> **INPUT FOR THIS TASK**:
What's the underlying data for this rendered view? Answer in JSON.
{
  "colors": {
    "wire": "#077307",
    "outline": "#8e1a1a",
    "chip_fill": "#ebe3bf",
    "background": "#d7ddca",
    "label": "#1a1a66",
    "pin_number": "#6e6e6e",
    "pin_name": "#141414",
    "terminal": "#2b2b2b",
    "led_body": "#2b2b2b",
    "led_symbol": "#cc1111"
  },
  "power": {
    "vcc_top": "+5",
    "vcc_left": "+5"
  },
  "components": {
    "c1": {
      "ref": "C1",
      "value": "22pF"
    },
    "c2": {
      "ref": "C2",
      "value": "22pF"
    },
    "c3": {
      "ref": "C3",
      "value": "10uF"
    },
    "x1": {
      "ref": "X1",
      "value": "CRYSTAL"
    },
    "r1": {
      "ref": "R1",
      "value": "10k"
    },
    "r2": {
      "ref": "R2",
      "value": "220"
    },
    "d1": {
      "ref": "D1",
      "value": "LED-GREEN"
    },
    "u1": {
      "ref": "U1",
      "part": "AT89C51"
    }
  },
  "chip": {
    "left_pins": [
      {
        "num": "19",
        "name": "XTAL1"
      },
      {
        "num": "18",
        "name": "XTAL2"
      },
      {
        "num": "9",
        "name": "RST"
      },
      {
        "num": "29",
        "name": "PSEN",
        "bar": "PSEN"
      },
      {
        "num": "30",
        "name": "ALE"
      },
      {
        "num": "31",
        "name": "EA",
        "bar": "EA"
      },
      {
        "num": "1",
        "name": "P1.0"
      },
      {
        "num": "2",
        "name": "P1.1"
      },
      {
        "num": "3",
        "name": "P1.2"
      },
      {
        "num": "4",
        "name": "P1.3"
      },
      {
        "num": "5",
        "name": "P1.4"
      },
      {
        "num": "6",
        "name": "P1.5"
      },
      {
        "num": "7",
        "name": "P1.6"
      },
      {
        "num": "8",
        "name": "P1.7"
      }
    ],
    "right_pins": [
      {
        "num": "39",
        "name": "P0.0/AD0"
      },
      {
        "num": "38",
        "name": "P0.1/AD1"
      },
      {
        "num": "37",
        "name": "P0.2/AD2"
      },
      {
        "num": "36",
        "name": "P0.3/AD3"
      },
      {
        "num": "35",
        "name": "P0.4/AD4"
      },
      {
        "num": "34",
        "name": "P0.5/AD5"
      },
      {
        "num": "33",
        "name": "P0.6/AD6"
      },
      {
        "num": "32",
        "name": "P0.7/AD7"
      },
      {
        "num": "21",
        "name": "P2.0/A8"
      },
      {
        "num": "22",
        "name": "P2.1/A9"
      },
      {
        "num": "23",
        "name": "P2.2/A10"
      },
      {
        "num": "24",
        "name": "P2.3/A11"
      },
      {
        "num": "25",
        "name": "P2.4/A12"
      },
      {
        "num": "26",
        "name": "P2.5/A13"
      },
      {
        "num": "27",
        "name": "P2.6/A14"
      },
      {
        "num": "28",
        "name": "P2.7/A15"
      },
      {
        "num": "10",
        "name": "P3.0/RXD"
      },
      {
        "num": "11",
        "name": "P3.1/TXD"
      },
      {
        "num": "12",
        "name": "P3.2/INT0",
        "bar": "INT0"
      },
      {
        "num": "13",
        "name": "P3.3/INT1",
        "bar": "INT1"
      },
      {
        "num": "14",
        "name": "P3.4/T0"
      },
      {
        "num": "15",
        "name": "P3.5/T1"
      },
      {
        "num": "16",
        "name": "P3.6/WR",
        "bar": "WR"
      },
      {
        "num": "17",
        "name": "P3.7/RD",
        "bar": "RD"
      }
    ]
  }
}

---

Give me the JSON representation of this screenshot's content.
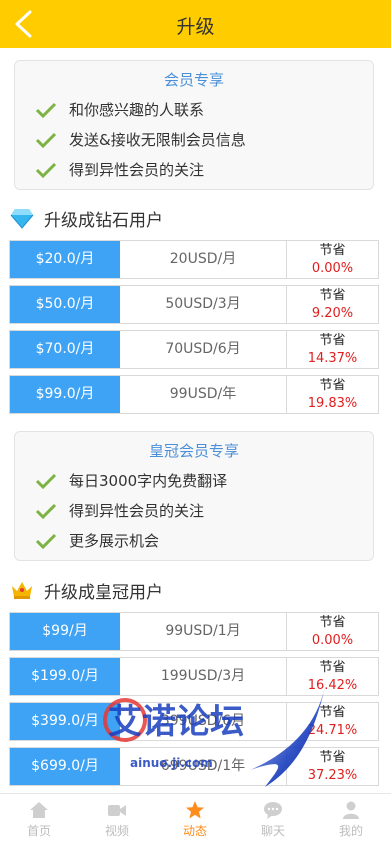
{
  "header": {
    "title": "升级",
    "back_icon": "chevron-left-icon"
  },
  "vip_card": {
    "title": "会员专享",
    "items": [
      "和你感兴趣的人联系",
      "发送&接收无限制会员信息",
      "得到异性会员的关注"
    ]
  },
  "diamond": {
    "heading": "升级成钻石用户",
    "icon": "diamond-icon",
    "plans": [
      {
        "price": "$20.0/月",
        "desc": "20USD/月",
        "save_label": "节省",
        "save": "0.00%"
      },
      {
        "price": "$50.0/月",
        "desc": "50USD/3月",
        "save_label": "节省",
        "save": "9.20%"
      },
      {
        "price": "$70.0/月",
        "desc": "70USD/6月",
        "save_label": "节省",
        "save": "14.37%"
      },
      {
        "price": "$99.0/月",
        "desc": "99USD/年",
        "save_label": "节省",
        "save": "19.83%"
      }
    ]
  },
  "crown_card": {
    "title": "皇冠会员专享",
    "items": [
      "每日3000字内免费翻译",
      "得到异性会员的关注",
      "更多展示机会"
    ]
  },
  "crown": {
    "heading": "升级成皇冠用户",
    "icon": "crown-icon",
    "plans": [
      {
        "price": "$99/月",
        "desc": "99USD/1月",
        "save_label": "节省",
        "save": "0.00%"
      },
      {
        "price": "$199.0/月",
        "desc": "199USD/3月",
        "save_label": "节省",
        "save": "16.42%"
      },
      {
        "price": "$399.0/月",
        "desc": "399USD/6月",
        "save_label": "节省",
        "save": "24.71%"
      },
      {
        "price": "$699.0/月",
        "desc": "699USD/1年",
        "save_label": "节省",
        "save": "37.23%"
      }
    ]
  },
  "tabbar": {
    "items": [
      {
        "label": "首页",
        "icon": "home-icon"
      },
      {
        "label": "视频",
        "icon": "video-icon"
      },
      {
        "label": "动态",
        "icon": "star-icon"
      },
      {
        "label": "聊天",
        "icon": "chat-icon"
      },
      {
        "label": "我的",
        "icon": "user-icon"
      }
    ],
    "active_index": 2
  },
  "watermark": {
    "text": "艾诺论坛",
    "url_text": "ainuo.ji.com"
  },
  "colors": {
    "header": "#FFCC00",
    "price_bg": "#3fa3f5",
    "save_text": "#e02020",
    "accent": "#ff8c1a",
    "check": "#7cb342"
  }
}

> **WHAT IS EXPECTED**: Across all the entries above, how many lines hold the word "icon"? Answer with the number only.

> **PROBLEM SOLUTION**: 8